  14. Integrity Threat: Botnets Bots are installed on victims’ computers via unsuspecting acts like installing goodies, unziping files, etc. Bots talk to master using unsuspecting channels such as IRC, Twitter, IM, etc. Very hard to fight

  15. Confidentiality of Data • Cryptography • Steganography • On the Internet • Secure Socket Layer / Transport Layer Security • HTTPS

  16. Cryptography • Encryption: converts human-parseable information into unintelligible gibberish • Decryption: the opposite • Cypher: pair of algorithms for encrypting and decrypting information • Ancient “art” used prominently in WWII

  17. MD5 Hashes • Message Digest algorithm 5 • Transforms an arbitrary-length message into a 128-bit value • One way function • Used widely for everyday cryptography • Proved not very secure, collisions

  18. MD5 Hashes • MD5("The quick brown fox jumps over the lazy dog") = 9e107d9d372bb6826bd81d3542a419d6 • MD5("The quick brown fox jumps over the lazy dog.") = e4d909c290d0fb1ca068ffaddf22cbd0

  19. Typical MD5 use • Password encryption for storage and network • Example: OpenSim passwords • http://beta.opensimulator.org/node/56

  20. Dictionary Attack • Attempt at deciphering passwords by using words from a dictionary • Brute-force or probabilistic • Given 9e107d9d372bb6826bd81d3542a419d6 • Try MD5(words) and compare the hash

  21. Dictionary Attack Counter-Measure • Salts: append MD5(password) with an arbitrary (long) number, and hash that • Result = MD5(MD5(password) : salt) • Need to keep the salt around for password verification • Example: OpenSim passwords

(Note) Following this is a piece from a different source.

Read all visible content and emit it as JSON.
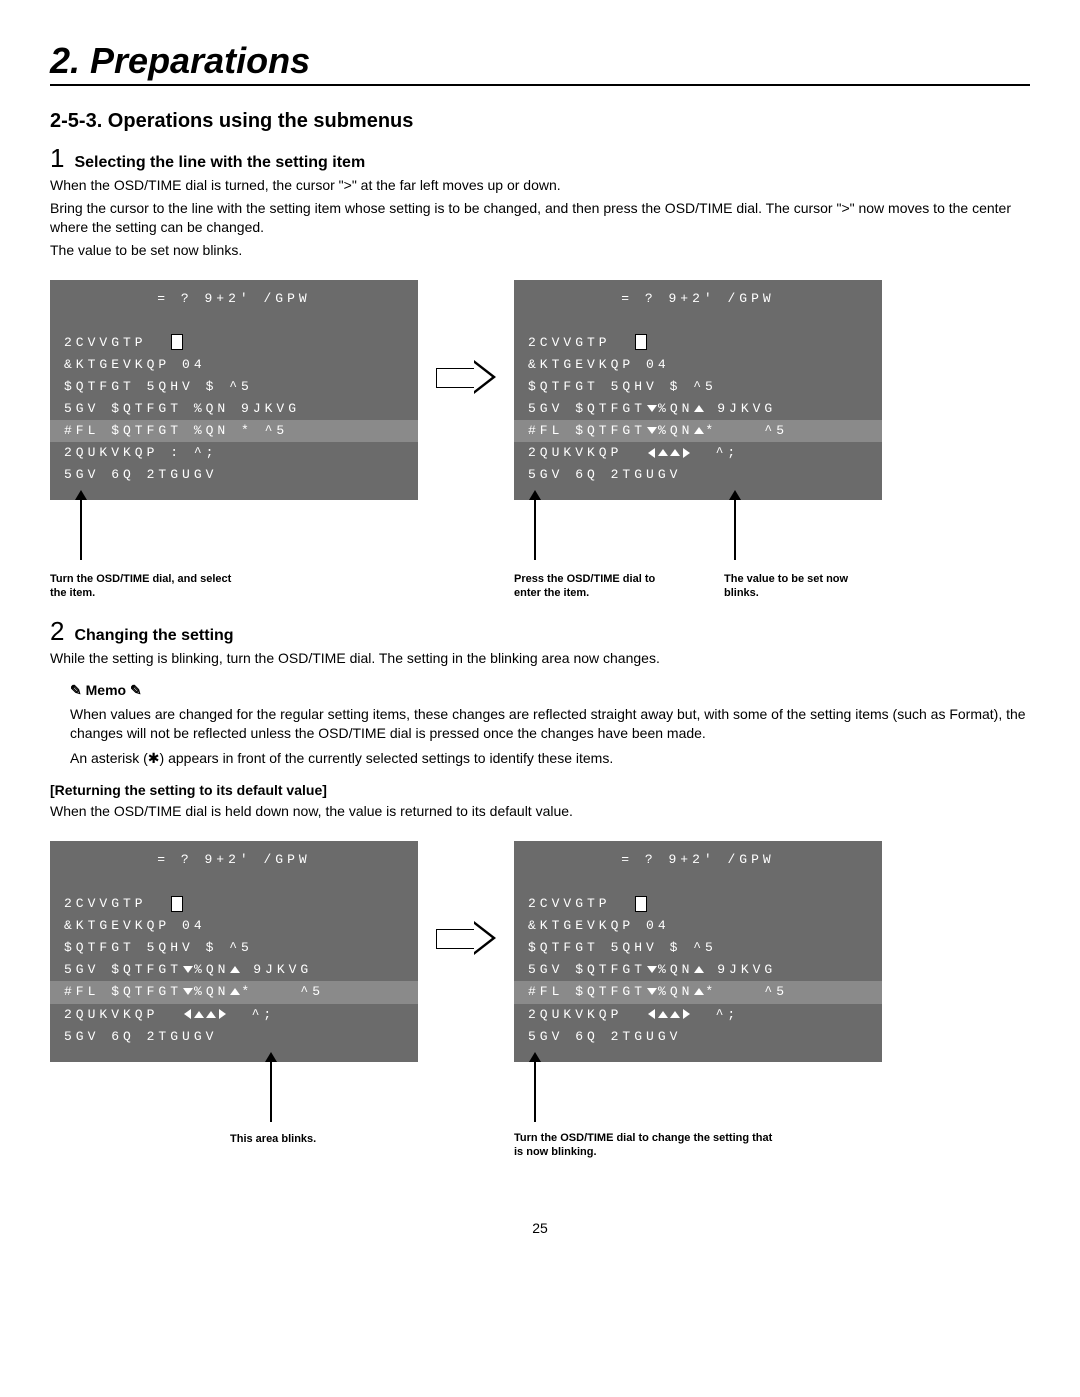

  22. Main Lesson about Passwords • Avoid transmitting and storing naked passwords! • Next: transmitting confidential data over the Internet

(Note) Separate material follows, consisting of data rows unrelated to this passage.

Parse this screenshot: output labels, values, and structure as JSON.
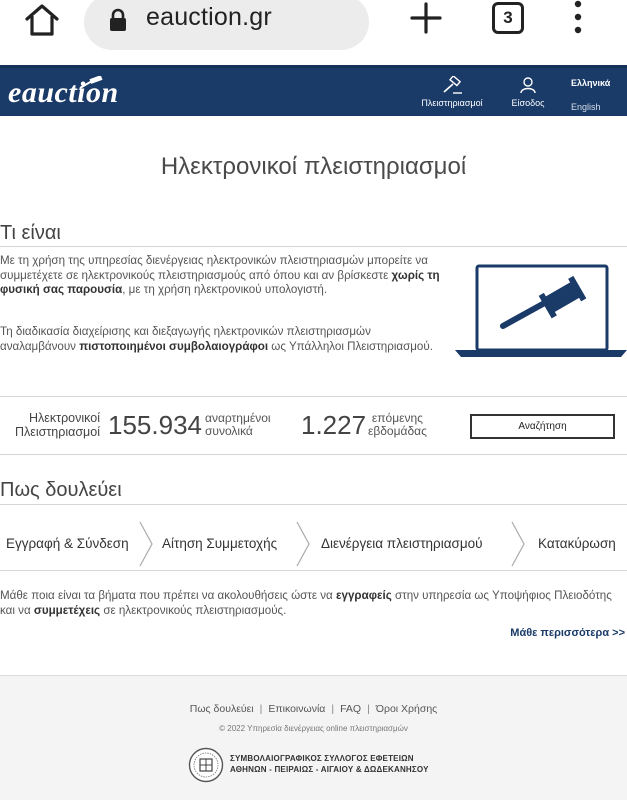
{
  "browser": {
    "url": "eauction.gr",
    "tab_count": "3",
    "home_icon": "home-icon",
    "lock_icon": "lock-icon",
    "new_tab_icon": "plus-icon",
    "menu_icon": "more-vert-icon"
  },
  "header": {
    "logo_prefix": "e",
    "logo_rest": "auction",
    "nav": {
      "auctions_label": "Πλειστηριασμοί",
      "login_label": "Είσοδος"
    },
    "lang_greek": "Ελληνικά",
    "lang_english": "English",
    "colors": {
      "bar": "#1a3a68"
    }
  },
  "page": {
    "title": "Ηλεκτρονικοί πλειστηριασμοί"
  },
  "what_is": {
    "heading": "Τι είναι",
    "para1_a": "Με τη χρήση της υπηρεσίας διενέργειας ηλεκτρονικών πλειστηριασμών μπορείτε να συμμετέχετε σε ηλεκτρονικούς πλειστηριασμούς από όπου και αν βρίσκεστε ",
    "para1_bold": "χωρίς τη φυσική σας παρουσία",
    "para1_b": ", με τη χρήση ηλεκτρονικού υπολογιστή.",
    "para2_a": "Τη διαδικασία διαχείρισης και διεξαγωγής ηλεκτρονικών πλειστηριασμών αναλαμβάνουν ",
    "para2_bold": "πιστοποιημένοι συμβολαιογράφοι",
    "para2_b": " ως Υπάλληλοι Πλειστηριασμού."
  },
  "stats": {
    "label_line1": "Ηλεκτρονικοί",
    "label_line2": "Πλειστηριασμοί",
    "total": "155.934",
    "total_sub_line1": "αναρτημένοι",
    "total_sub_line2": "συνολικά",
    "upcoming": "1.227",
    "upcoming_sub_line1": "επόμενης",
    "upcoming_sub_line2": "εβδομάδας",
    "search_label": "Αναζήτηση"
  },
  "how": {
    "heading": "Πως δουλεύει",
    "steps": [
      "Εγγραφή & Σύνδεση",
      "Αίτηση Συμμετοχής",
      "Διενέργεια πλειστηριασμού",
      "Κατακύρωση"
    ],
    "para_a": "Μάθε ποια είναι τα βήματα που πρέπει να ακολουθήσεις ώστε να ",
    "para_bold1": "εγγραφείς",
    "para_b": " στην υπηρεσία ως Υποψήφιος Πλειοδότης και να ",
    "para_bold2": "συμμετέχεις",
    "para_c": " σε ηλεκτρονικούς πλειστηριασμούς.",
    "learn_more": "Μάθε περισσότερα >>"
  },
  "footer": {
    "links": [
      "Πως δουλεύει",
      "Επικοινωνία",
      "FAQ",
      "Όροι Χρήσης"
    ],
    "separator": "|",
    "copyright": "© 2022 Υπηρεσία διενέργειας online πλειστηριασμών",
    "assoc_line1": "ΣΥΜΒΟΛΑΙΟΓΡΑΦΙΚΟΣ ΣΥΛΛΟΓΟΣ ΕΦΕΤΕΙΩΝ",
    "assoc_line2": "ΑΘΗΝΩΝ - ΠΕΙΡΑΙΩΣ - ΑΙΓΑΙΟΥ & ΔΩΔΕΚΑΝΗΣΟΥ"
  }
}
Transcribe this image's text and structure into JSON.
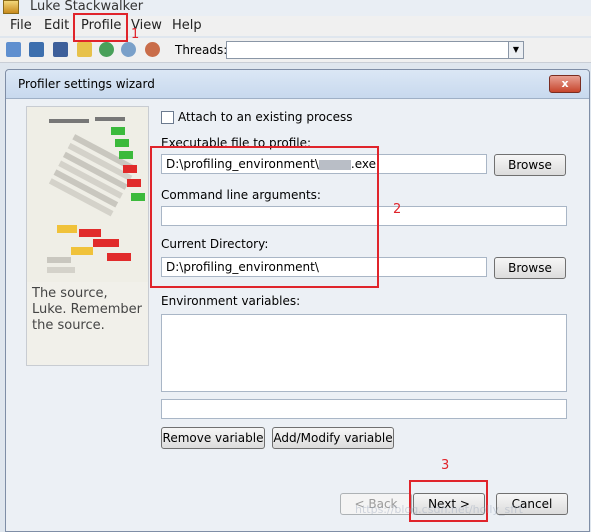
{
  "app": {
    "title": "Luke Stackwalker"
  },
  "menu": [
    "File",
    "Edit",
    "Profile",
    "View",
    "Help"
  ],
  "toolbar": {
    "threads_label": "Threads:",
    "threads_value": "",
    "icons": [
      "open-icon",
      "save-icon",
      "save-as-icon",
      "settings-icon",
      "run-icon",
      "zoom-in-icon",
      "zoom-out-icon"
    ]
  },
  "dialog": {
    "title": "Profiler settings wizard",
    "close": "x",
    "tagline": "The source, Luke. Remember the source.",
    "attach_label": "Attach to an existing process",
    "exe_label": "Executable file to profile:",
    "exe_value_prefix": "D:\\profiling_environment\\",
    "exe_value_suffix": ".exe",
    "browse": "Browse",
    "args_label": "Command line arguments:",
    "args_value": "",
    "dir_label": "Current Directory:",
    "dir_value": "D:\\profiling_environment\\",
    "env_label": "Environment variables:",
    "remove_variable": "Remove variable",
    "add_variable": "Add/Modify variable",
    "back": "< Back",
    "next": "Next >",
    "cancel": "Cancel"
  },
  "annotations": {
    "n1": "1",
    "n2": "2",
    "n3": "3"
  },
  "watermark": "https://blog.csdn.net/holly_sfrt"
}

  23. Remember Wifi? POST /wifi/login HTTP/1.1 Hostname: … Content-Type: … Content-Length: … METHOD=login&firstname=foo&lastname=bar&password=hereismypassword Naked transmission!

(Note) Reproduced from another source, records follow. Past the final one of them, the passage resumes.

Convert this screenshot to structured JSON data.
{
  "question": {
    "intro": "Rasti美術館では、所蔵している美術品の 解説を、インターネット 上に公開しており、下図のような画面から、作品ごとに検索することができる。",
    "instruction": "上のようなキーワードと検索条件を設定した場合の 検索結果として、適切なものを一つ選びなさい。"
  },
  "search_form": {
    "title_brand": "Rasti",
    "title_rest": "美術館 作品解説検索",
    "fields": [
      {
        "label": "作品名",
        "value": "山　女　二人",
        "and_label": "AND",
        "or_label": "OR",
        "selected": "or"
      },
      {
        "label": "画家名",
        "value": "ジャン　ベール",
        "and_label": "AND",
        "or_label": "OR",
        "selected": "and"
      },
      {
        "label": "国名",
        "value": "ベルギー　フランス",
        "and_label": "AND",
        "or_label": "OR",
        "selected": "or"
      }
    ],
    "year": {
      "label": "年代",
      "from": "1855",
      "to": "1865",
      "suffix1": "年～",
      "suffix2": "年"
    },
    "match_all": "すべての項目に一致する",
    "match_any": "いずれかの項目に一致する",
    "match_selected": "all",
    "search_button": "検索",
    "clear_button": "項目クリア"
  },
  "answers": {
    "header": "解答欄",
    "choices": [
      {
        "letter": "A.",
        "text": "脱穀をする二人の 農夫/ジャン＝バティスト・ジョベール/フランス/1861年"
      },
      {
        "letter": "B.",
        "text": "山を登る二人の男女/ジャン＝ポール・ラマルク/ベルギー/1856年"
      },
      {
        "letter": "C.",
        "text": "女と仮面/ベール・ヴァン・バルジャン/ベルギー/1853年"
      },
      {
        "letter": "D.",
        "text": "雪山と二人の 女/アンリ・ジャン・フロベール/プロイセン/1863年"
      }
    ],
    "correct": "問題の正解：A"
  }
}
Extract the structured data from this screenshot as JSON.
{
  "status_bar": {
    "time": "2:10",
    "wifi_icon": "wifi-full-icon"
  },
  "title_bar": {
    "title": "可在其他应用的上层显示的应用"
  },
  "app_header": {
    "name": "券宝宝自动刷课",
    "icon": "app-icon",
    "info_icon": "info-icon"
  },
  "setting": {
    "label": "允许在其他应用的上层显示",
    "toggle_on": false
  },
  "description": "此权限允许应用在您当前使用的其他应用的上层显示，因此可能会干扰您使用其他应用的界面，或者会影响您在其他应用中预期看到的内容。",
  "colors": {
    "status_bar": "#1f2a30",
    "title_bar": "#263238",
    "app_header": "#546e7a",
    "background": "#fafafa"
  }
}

  24. Attacks • Eavesdropping • Remember all routing that happens on the Internet • Man-in-the-middle • Malicious server pretends to be target server

  25. Encryption of data • JavaScript-encrypt before sending • Application overhead • Use Transport Layer Security (TLS)

  26. SSL/TLS • Extra pieces of transport-layer protocol for negotiating cyphers and ensuring authentication of the server • Bottom line: • Payload data is encrypted before sending, decrypted upon reception

  27. HTTPS = HTTP + SSL/TLS POST /wifi/login HTTP/1.1 Hostname: … Content-Type: … Content-Length: … METHOD=login&firstname=foo&lastname=bar&password=hereismypassword Unintelligible gibberish

  28. HTTPS = HTTP + SSL/TLS • https:// instead of http:// • Uses port 443 by default instead of port 80